After missing two games with a sprained shoulder, the Bears’ second-year quarterback had full participation in practice Friday and is expected to start in a marquee nationally televised game against the 11-1 Rams on Sunday night at Soldier Field.
And while the intention is for Trubisky to be a little more judicious about running and sliding and avoiding the kind of hits — both late and legal — that caused the injury, coach Matt Nagy made it clear he will not be holding anything back. He goes in with no trepidation.
“It’s complete excitement,” Nagy said. “There’s times within your play-calls or what you do schematically that you might pull back on certain things here or there. But when we decide to finally go with whoever in whatever position, then that’s it. We go. There’s no questioning. We go with it. For the most part, we’re not pulling back in any regard.”

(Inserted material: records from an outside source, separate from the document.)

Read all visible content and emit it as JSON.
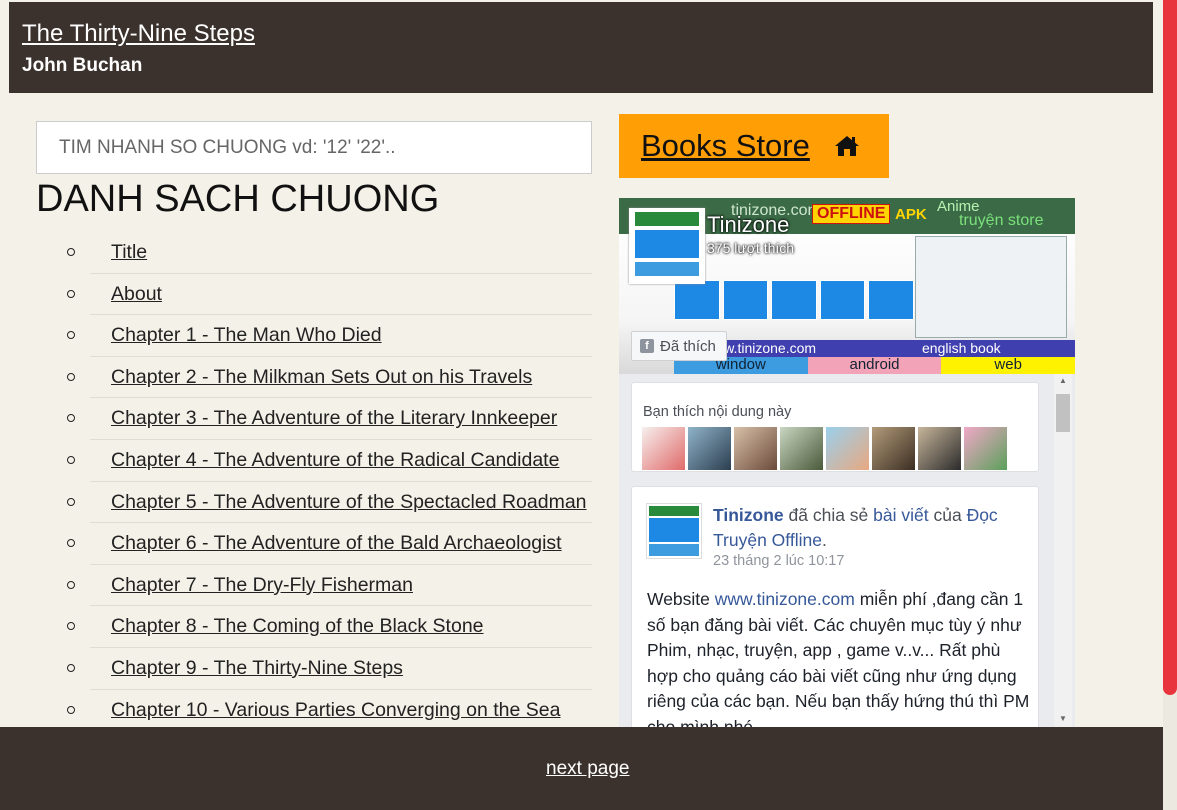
{
  "header": {
    "title": "The Thirty-Nine Steps",
    "author": "John Buchan"
  },
  "search": {
    "placeholder": "TIM NHANH SO CHUONG vd: '12' '22'.."
  },
  "chapter_list": {
    "heading": "DANH SACH CHUONG",
    "items": [
      "Title",
      "About",
      "Chapter 1 - The Man Who Died",
      "Chapter 2 - The Milkman Sets Out on his Travels",
      "Chapter 3 - The Adventure of the Literary Innkeeper",
      "Chapter 4 - The Adventure of the Radical Candidate",
      "Chapter 5 - The Adventure of the Spectacled Roadman",
      "Chapter 6 - The Adventure of the Bald Archaeologist",
      "Chapter 7 - The Dry-Fly Fisherman",
      "Chapter 8 - The Coming of the Black Stone",
      "Chapter 9 - The Thirty-Nine Steps",
      "Chapter 10 - Various Parties Converging on the Sea"
    ]
  },
  "books_store": {
    "label": "Books Store",
    "icon": "home-icon",
    "color": "#ff9e05"
  },
  "facebook": {
    "cover": {
      "site": "tinizone.com",
      "offline": "OFFLINE",
      "apk": "APK",
      "anime": "Anime",
      "truyen": "truyện store",
      "url": "www.tinizone.com",
      "english": "english book",
      "window": "window",
      "android": "android",
      "web": "web"
    },
    "page_name": "Tinizone",
    "likes": "375 lượt thích",
    "like_button": "Đã thích",
    "friends_text": "Bạn thích nội dung này",
    "post": {
      "author": "Tinizone",
      "action": " đã chia sẻ ",
      "link": "bài viết",
      "of": " của ",
      "target": "Đọc Truyện Offline",
      "dot": ".",
      "time": "23 tháng 2 lúc 10:17",
      "body_prefix": "Website ",
      "body_link": "www.tinizone.com",
      "body_rest": " miễn phí ,đang cần 1 số bạn đăng bài viết. Các chuyên mục tùy ý như Phim, nhạc, truyện, app , game v..v... Rất phù hợp cho quảng cáo bài viết cũng như ứng dụng riêng của các bạn. Nếu bạn thấy hứng thú thì PM cho mình nhé."
    }
  },
  "footer": {
    "next_label": "next page"
  },
  "colors": {
    "header_bg": "#3b322d",
    "page_bg": "#f4f1e8",
    "scrollbar": "#e8343c",
    "fb_link": "#365899"
  }
}
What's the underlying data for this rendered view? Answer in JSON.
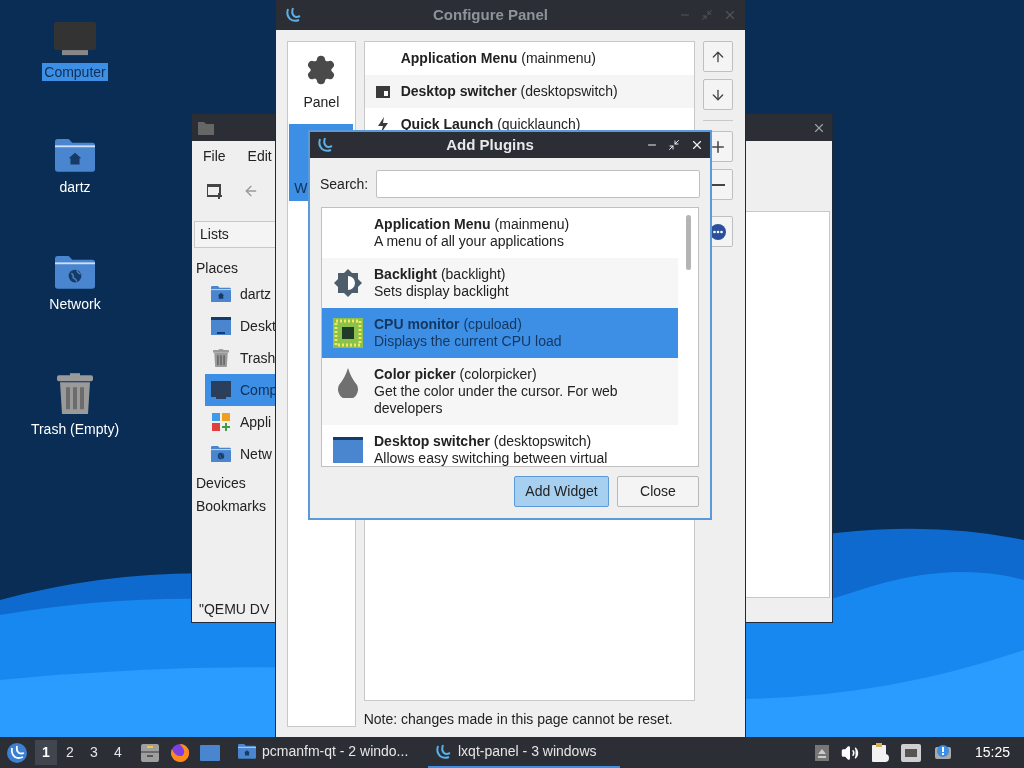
{
  "desktop_icons": [
    {
      "label": "Computer",
      "selected": true
    },
    {
      "label": "dartz",
      "selected": false
    },
    {
      "label": "Network",
      "selected": false
    },
    {
      "label": "Trash (Empty)",
      "selected": false
    }
  ],
  "file_manager": {
    "menu": [
      "File",
      "Edit"
    ],
    "side_selector": "Lists",
    "places_label": "Places",
    "places": [
      {
        "label": "dartz",
        "selected": false
      },
      {
        "label": "Deskt",
        "selected": false
      },
      {
        "label": "Trash",
        "selected": false
      },
      {
        "label": "Comp",
        "selected": true
      },
      {
        "label": "Appli",
        "selected": false
      },
      {
        "label": "Netw",
        "selected": false
      }
    ],
    "sections": [
      "Devices",
      "Bookmarks"
    ],
    "status": "\"QEMU DV"
  },
  "configure_panel": {
    "title": "Configure Panel",
    "pages": [
      {
        "label": "Panel",
        "selected": false
      },
      {
        "label": "W",
        "selected": true
      }
    ],
    "widgets": [
      "**Application Menu** (mainmenu)",
      "**Desktop switcher** (desktopswitch)",
      "**Quick Launch** (quicklaunch)"
    ],
    "note": "Note: changes made in this page cannot be reset."
  },
  "add_plugins": {
    "title": "Add Plugins",
    "search_label": "Search:",
    "plugins": [
      {
        "title": "**Application Menu** (mainmenu)",
        "description": "A menu of all your applications",
        "selected": false
      },
      {
        "title": "**Backlight** (backlight)",
        "description": "Sets display backlight",
        "selected": false
      },
      {
        "title": "**CPU monitor** (cpuload)",
        "description": "Displays the current CPU load",
        "selected": true
      },
      {
        "title": "**Color picker** (colorpicker)",
        "description": "Get the color under the cursor. For web developers",
        "selected": false
      },
      {
        "title": "**Desktop switcher** (desktopswitch)",
        "description": "Allows easy switching between virtual",
        "selected": false
      }
    ],
    "buttons": [
      {
        "label": "Add Widget",
        "default": true
      },
      {
        "label": "Close",
        "default": false
      }
    ]
  },
  "taskbar": {
    "desktops": [
      {
        "label": "1",
        "selected": true
      },
      {
        "label": "2",
        "selected": false
      },
      {
        "label": "3",
        "selected": false
      },
      {
        "label": "4",
        "selected": false
      }
    ],
    "tasks": [
      {
        "label": "pcmanfm-qt - 2 windo...",
        "selected": false
      },
      {
        "label": "lxqt-panel - 3 windows",
        "selected": true
      }
    ],
    "clock": "15:25"
  }
}
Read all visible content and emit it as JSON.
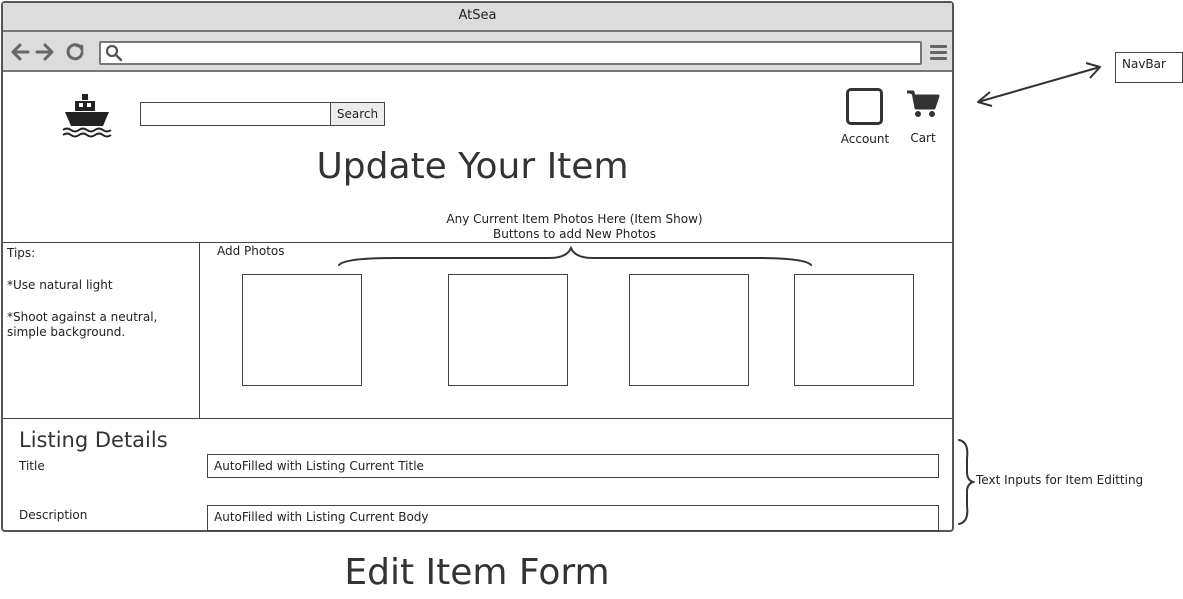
{
  "window": {
    "title": "AtSea"
  },
  "toolbar": {
    "back_icon": "arrow-left-icon",
    "forward_icon": "arrow-right-icon",
    "reload_icon": "reload-icon",
    "url_search_icon": "search-icon",
    "menu_icon": "hamburger-menu-icon"
  },
  "header": {
    "logo_icon": "ship-icon",
    "search_button": "Search",
    "account_label": "Account",
    "cart_label": "Cart",
    "page_title": "Update Your Item"
  },
  "photos": {
    "note_line1": "Any Current Item Photos Here (Item Show)",
    "note_line2": "Buttons to add New Photos",
    "add_photos_label": "Add Photos",
    "slot_count": 4
  },
  "tips": {
    "heading": "Tips:",
    "items": [
      "*Use natural light",
      "*Shoot against a neutral, simple background."
    ]
  },
  "listing": {
    "heading": "Listing Details",
    "title_label": "Title",
    "title_value": "AutoFilled with Listing Current Title",
    "description_label": "Description",
    "description_value": "AutoFilled with Listing Current Body"
  },
  "annotations": {
    "navbar": "NavBar",
    "text_inputs": "Text Inputs for Item Editting"
  },
  "caption": "Edit Item Form"
}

Trubisky’s availability highlighted yet another good week for the Bears health-wise. Safety Eddie Jackson did not practice to rest a sore shin on the indoor turf at the Payton Center. He’s listed as questionable but is expected to play against the Rams.
“Nothing major there at all,” Nagy said. “It’s completely just the turf.”
Rookie defensive tackle Bilal Nichols (knee) had limited participation and also is questionable. Reserve safety Deon Bush (hamstring) did not practice and is doubtful.
Trubisky has not played since finishing a 25-20 victory over the Vikings on Nov. 18 at Soldier Field. He sprained his right shoulder on a late hit by Vikings safety Harrison Smith after sliding awkwardly at the end of a four-yard run. The Bears beat the Lions 23-16 at Ford Field and lost to the Giants 30-27 in overtime at MetLife Stadium with Chase Daniel at quarterback.
But Trubisky proved to Nagy he’s ready to go, participating fully in practice Wednesday, Thursday and Friday.
“He put together three really good days,” Nagy said. “I thought the velocity on his throws was good. His decision-making, just getting in and out of the huddle — that part was easy. The main thing was, seeing conditioning-wise, being able to see [whether] he can hold up with that, and he did.”
It remains to be seen how well Trubisky will be able to handle a game-speed hit. All Nagy can do is advise Trubisky on not putting himself at any more risk than he has to.
“Decision-making-wise, whether there’s an injury or no injury, we talk through that stuff,” Nagy said. “Down-and-distance; reaching the ball out; when do you sacrifice your body and your health vs. not.”